The symptoms of a chest cold and of early lung cancer are actually quite similar. You may have already learned this lesson the hard way by trying to determine your medical condition using an internet search.
When you see a broad range of deadly medical conditions that present the same basic symptoms you have, you might rush to the worst possible conclusion. Unfortunately, one of the more common forms of medical malpractice involves a doctor effectively doing the opposite.
They reach a conclusion without adequate testing and end up misdiagnosing their patients. Often, they diagnose someone with a minor health issue, like a cold, when they have a condition that will progress and potentially endanger their life. Is your doctor to blame if they send you home telling you to push fluids and monitor your temperature when it turns out that you later have cancer?
Diagnostic mistakes are surprisingly common
With all of the training that doctors have related to the proper diagnosis of medical conditions, you might assume that they would be very careful about announcing what they believe causes a patient’s symptoms. After all, proper diagnostic work is key to successful treatment.
However, many doctors work for a hospital or corporate medical practice that requires that they see dozens of different patients every single shift. Instead of listening to patients in depth and then carefully considering the situation and potentially ordering additional testing, doctors often rush to the simplest and most likely conclusion.
This lack of attention to detail is largely why there are roughly 12 million medical diagnostic mistakes in the United States every year and why between 40,000 and 80,000 people die because of diagnostic delays or failures.
Diagnostic failure is a form of medical malpractice
Doctors should absolutely follow standard diagnostic procedures with every patient, no matter how basic their symptoms seem. They should rule out more serious conditions before reaching a diagnosis unless there is a means of securing an affirmative diagnosis, possibly through specialized testing.

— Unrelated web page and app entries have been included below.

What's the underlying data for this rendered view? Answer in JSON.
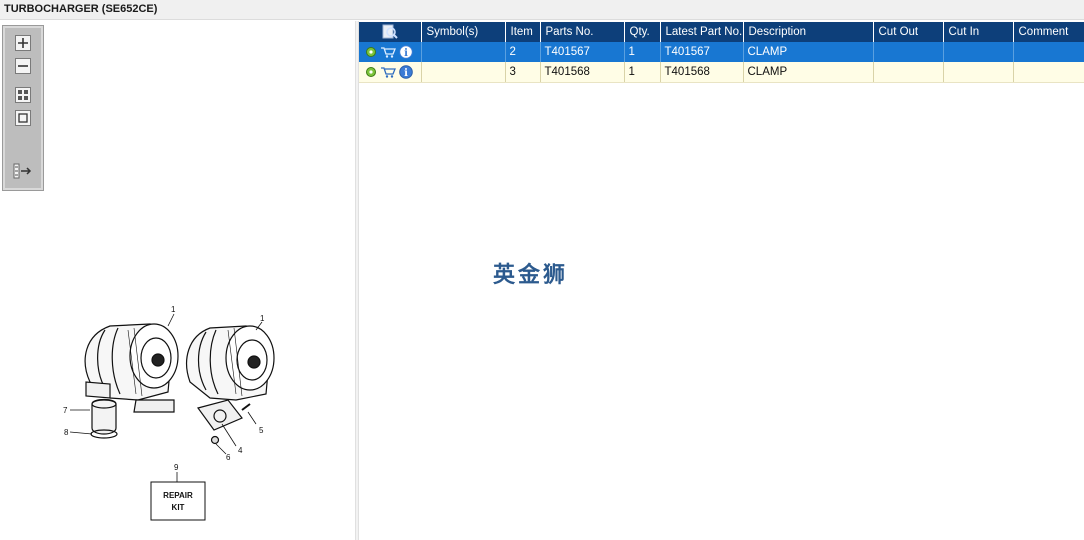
{
  "window": {
    "title": "TURBOCHARGER (SE652CE)"
  },
  "toolbox": {
    "tools": [
      {
        "name": "zoom-in",
        "icon": "zoom-in-icon"
      },
      {
        "name": "zoom-out",
        "icon": "zoom-out-icon"
      },
      {
        "name": "fit-all",
        "icon": "fit-all-icon"
      },
      {
        "name": "actual-size",
        "icon": "actual-size-icon"
      },
      {
        "name": "toggle-list",
        "icon": "list-arrow-icon"
      }
    ]
  },
  "diagram": {
    "callouts": [
      "1",
      "1",
      "7",
      "8",
      "5",
      "4",
      "6",
      "9"
    ],
    "repair_kit_line1": "REPAIR",
    "repair_kit_line2": "KIT"
  },
  "table": {
    "columns": [
      "",
      "Symbol(s)",
      "Item",
      "Parts No.",
      "Qty.",
      "Latest Part No.",
      "Description",
      "Cut Out",
      "Cut In",
      "Comment"
    ],
    "rows": [
      {
        "symbols": "",
        "item": "2",
        "part_no": "T401567",
        "qty": "1",
        "latest_part_no": "T401567",
        "description": "CLAMP",
        "cut_out": "",
        "cut_in": "",
        "comment": ""
      },
      {
        "symbols": "",
        "item": "3",
        "part_no": "T401568",
        "qty": "1",
        "latest_part_no": "T401568",
        "description": "CLAMP",
        "cut_out": "",
        "cut_in": "",
        "comment": ""
      }
    ]
  },
  "watermark": "英金狮",
  "colors": {
    "header": "#0d3f7a",
    "selected_row": "#1877d2",
    "alt_row": "#fffde6",
    "toolbox": "#bdbdbd"
  }
}
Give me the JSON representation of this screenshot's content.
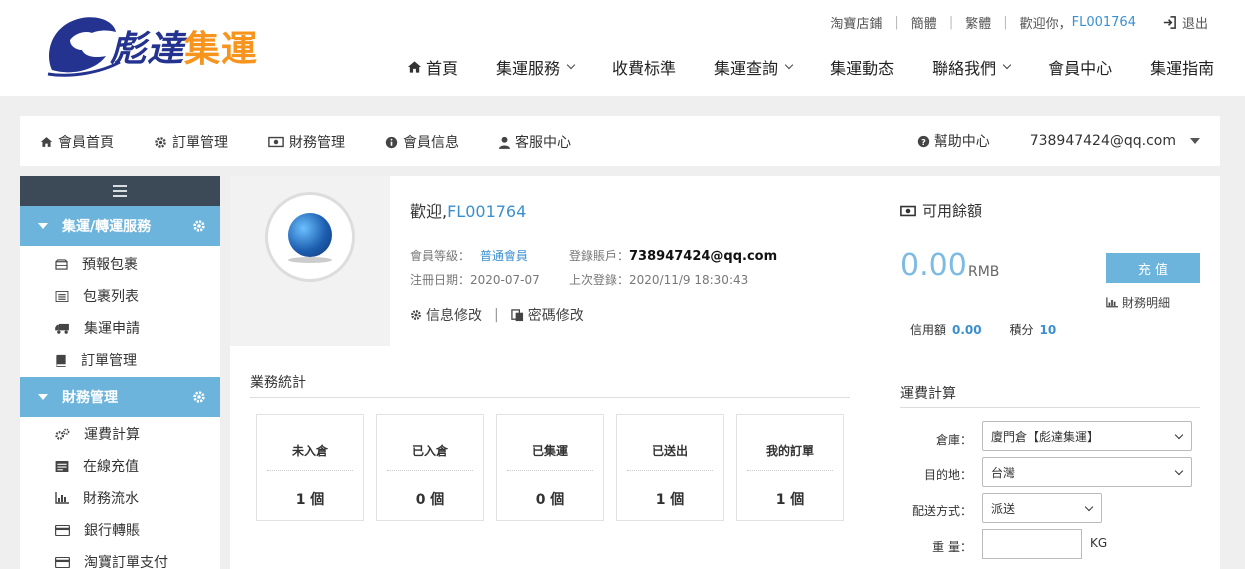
{
  "header": {
    "logo": {
      "prefix": "彪達",
      "suffix": "集運"
    },
    "toplinks": {
      "taobao": "淘寶店鋪",
      "simplified": "簡體",
      "traditional": "繁體",
      "welcome": "歡迎你，",
      "user_id": "FL001764",
      "logout": "退出"
    },
    "nav": [
      {
        "label": "首頁",
        "icon": "home-icon"
      },
      {
        "label": "集運服務",
        "dropdown": true
      },
      {
        "label": "收費标準"
      },
      {
        "label": "集運查詢",
        "dropdown": true
      },
      {
        "label": "集運動态"
      },
      {
        "label": "聯絡我們",
        "dropdown": true
      },
      {
        "label": "會員中心"
      },
      {
        "label": "集運指南"
      }
    ]
  },
  "subnav": {
    "items": [
      {
        "label": "會員首頁",
        "icon": "home-icon"
      },
      {
        "label": "訂單管理",
        "icon": "gear-icon"
      },
      {
        "label": "財務管理",
        "icon": "money-icon"
      },
      {
        "label": "會員信息",
        "icon": "info-icon"
      },
      {
        "label": "客服中心",
        "icon": "user-icon"
      }
    ],
    "help": "幫助中心",
    "account": "738947424@qq.com"
  },
  "sidebar": {
    "sections": [
      {
        "title": "集運/轉運服務",
        "items": [
          {
            "label": "預報包裹",
            "icon": "package-icon"
          },
          {
            "label": "包裹列表",
            "icon": "list-icon"
          },
          {
            "label": "集運申請",
            "icon": "truck-icon"
          },
          {
            "label": "訂單管理",
            "icon": "book-icon"
          }
        ]
      },
      {
        "title": "財務管理",
        "items": [
          {
            "label": "運費計算",
            "icon": "gears-icon"
          },
          {
            "label": "在線充值",
            "icon": "card-list-icon"
          },
          {
            "label": "財務流水",
            "icon": "bar-chart-icon"
          },
          {
            "label": "銀行轉賬",
            "icon": "credit-card-icon"
          },
          {
            "label": "淘寶訂單支付",
            "icon": "credit-card-icon"
          }
        ]
      }
    ]
  },
  "profile": {
    "welcome": "歡迎,",
    "user_id": "FL001764",
    "level_label": "會員等級：",
    "level": "普通會員",
    "account_label": "登錄賬戶：",
    "account": "738947424@qq.com",
    "reg_label": "注冊日期：",
    "reg_date": "2020-07-07",
    "last_label": "上次登錄：",
    "last_login": "2020/11/9 18:30:43",
    "edit_info": "信息修改",
    "edit_password": "密碼修改"
  },
  "stats": {
    "title": "業務統計",
    "boxes": [
      {
        "label": "未入倉",
        "value": "1 個"
      },
      {
        "label": "已入倉",
        "value": "0 個"
      },
      {
        "label": "已集運",
        "value": "0 個"
      },
      {
        "label": "已送出",
        "value": "1 個"
      },
      {
        "label": "我的訂單",
        "value": "1 個"
      }
    ]
  },
  "balance": {
    "title": "可用餘額",
    "amount": "0.00",
    "unit": "RMB",
    "recharge": "充 值",
    "finance_detail": "財務明細",
    "credit_label": "信用額",
    "credit_value": "0.00",
    "points_label": "積分",
    "points_value": "10"
  },
  "calculator": {
    "title": "運費計算",
    "warehouse_label": "倉庫：",
    "warehouse_value": "廈門倉【彪達集運】",
    "destination_label": "目的地：",
    "destination_value": "台灣",
    "shipping_label": "配送方式：",
    "shipping_value": "派送",
    "weight_label": "重 量：",
    "weight_unit": "KG"
  }
}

Those diagnosed with the wrong condition or not diagnosed at all may have grounds for a medical malpractice claim against the physician that reached the wrong conclusions regarding their true diagnosis. Pursuing a medical malpractice claim after a diagnostic failure may be the only way to get a doctor or the hospital that employs them to change the practices that led to the diagnostic mistake in your case.